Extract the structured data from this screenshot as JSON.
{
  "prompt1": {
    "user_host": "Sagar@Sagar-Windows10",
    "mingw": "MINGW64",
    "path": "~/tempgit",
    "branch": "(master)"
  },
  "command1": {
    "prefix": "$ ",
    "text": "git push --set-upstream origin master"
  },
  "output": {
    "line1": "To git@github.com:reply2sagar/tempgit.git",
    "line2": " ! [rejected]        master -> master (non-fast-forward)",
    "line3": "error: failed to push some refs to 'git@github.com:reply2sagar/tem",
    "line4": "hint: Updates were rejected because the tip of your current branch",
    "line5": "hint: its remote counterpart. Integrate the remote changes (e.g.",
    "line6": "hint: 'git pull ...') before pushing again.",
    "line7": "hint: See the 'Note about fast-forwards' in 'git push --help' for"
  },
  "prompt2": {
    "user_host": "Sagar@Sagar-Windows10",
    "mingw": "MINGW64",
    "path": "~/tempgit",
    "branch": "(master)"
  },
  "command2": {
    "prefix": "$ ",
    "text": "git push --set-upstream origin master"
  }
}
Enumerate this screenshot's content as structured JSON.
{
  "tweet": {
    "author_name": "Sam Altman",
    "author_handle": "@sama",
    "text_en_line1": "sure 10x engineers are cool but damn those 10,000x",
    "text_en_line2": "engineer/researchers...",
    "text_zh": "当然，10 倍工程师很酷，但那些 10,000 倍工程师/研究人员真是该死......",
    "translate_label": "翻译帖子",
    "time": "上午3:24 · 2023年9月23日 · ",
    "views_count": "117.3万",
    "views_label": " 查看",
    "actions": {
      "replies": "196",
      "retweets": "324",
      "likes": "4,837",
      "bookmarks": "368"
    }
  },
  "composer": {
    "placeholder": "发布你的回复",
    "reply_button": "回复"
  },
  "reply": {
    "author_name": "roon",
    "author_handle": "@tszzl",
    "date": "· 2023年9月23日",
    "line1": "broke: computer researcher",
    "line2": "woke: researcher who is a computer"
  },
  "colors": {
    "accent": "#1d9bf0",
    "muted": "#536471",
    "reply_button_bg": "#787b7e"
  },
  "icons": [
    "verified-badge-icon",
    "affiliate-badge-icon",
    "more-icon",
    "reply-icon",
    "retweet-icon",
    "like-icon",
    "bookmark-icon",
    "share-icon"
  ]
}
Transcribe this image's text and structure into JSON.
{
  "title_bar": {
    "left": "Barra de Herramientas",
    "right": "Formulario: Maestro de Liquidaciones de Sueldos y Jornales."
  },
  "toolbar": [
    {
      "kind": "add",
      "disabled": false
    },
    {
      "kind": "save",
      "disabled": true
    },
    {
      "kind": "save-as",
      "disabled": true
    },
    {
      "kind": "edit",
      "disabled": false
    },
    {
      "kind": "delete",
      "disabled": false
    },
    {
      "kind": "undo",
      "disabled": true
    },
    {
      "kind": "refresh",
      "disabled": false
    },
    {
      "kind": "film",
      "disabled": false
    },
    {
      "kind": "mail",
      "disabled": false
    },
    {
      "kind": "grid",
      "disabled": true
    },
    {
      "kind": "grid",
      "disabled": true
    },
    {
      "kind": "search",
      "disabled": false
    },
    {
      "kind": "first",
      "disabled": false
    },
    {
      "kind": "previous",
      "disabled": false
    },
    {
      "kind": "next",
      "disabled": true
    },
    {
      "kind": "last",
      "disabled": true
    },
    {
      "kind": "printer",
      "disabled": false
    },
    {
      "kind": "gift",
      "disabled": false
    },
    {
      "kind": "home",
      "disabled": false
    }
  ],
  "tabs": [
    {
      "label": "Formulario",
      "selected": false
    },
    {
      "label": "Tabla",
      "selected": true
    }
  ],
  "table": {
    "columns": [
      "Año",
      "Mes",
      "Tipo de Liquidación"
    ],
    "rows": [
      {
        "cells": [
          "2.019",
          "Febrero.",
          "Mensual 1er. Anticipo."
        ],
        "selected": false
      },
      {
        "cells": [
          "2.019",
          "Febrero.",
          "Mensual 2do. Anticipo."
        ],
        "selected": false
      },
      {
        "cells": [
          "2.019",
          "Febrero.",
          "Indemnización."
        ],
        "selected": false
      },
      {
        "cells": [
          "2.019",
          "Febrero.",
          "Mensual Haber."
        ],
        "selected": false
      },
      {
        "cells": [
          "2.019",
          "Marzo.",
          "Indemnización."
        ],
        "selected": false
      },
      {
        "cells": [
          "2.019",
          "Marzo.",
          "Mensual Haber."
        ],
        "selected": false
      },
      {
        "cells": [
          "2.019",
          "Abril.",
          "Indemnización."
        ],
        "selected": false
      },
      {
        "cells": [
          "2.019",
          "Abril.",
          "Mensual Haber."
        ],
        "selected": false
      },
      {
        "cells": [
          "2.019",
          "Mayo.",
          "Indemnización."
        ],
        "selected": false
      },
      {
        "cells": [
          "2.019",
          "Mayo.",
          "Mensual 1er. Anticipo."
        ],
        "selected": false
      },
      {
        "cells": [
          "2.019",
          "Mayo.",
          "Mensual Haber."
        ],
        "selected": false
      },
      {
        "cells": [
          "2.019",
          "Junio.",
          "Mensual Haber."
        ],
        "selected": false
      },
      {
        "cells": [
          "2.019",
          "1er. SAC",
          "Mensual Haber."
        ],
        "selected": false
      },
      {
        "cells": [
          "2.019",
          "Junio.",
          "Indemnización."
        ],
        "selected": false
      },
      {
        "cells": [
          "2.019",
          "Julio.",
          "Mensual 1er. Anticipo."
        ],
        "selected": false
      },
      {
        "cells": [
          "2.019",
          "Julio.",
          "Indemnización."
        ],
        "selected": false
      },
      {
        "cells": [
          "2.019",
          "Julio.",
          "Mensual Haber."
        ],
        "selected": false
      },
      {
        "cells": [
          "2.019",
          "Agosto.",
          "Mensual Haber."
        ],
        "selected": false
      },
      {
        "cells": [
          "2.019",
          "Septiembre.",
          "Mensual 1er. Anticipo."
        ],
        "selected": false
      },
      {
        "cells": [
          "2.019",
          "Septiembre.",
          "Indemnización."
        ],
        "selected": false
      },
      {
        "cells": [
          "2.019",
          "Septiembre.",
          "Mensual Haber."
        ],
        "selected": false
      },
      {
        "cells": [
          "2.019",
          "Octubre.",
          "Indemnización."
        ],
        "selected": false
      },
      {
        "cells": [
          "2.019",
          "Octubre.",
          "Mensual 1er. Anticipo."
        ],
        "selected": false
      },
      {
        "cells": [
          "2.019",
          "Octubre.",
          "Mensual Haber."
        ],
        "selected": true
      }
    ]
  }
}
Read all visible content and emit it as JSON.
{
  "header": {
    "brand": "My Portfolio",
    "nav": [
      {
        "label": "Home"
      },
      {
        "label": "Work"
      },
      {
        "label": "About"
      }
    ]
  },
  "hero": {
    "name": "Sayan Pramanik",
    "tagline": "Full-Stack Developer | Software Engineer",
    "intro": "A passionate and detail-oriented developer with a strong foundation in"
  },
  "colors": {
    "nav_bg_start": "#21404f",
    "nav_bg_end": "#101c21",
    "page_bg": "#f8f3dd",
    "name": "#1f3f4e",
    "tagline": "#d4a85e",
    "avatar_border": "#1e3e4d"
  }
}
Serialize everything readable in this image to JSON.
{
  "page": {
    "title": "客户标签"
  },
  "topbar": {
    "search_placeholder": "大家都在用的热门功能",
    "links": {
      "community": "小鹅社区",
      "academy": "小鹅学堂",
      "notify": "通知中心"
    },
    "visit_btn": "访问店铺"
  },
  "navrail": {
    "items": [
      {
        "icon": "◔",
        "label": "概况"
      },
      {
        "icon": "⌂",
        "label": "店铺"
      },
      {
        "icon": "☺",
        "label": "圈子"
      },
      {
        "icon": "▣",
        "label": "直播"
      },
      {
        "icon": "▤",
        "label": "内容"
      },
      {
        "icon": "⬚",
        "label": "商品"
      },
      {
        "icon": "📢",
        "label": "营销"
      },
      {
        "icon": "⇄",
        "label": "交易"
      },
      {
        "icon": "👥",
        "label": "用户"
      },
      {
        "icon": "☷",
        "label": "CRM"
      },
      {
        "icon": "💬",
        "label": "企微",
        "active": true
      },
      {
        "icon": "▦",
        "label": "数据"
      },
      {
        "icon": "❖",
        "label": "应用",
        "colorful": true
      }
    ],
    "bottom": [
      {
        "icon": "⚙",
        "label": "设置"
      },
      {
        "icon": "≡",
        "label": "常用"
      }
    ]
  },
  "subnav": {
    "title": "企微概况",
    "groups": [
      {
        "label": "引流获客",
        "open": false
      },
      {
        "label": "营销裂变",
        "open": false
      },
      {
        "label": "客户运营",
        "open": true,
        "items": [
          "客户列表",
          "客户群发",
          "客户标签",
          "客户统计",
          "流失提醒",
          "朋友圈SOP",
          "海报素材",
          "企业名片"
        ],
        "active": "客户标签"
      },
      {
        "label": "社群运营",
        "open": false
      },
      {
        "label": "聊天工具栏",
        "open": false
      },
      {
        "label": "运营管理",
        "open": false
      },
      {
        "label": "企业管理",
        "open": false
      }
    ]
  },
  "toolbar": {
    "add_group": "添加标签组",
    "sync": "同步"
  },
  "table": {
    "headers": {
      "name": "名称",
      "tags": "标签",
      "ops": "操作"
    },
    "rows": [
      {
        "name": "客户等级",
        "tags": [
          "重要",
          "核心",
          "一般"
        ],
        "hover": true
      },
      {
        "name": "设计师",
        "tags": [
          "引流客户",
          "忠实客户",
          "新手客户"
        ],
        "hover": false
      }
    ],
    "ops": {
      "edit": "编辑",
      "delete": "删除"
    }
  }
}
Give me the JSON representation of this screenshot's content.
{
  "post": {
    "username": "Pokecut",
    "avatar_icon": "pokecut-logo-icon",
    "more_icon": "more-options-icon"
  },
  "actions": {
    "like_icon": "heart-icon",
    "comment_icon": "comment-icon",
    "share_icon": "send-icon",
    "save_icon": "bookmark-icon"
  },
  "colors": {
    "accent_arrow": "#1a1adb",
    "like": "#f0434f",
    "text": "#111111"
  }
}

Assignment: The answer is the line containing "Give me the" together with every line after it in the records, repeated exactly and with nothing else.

Result for this task:
Give me the JSON representation of this screenshot's content.
{
  "post": {
    "username": "Pokecut",
    "avatar_icon": "pokecut-logo-icon",
    "more_icon": "more-options-icon"
  },
  "actions": {
    "like_icon": "heart-icon",
    "comment_icon": "comment-icon",
    "share_icon": "send-icon",
    "save_icon": "bookmark-icon"
  },
  "colors": {
    "accent_arrow": "#1a1adb",
    "like": "#f0434f",
    "text": "#111111"
  }
}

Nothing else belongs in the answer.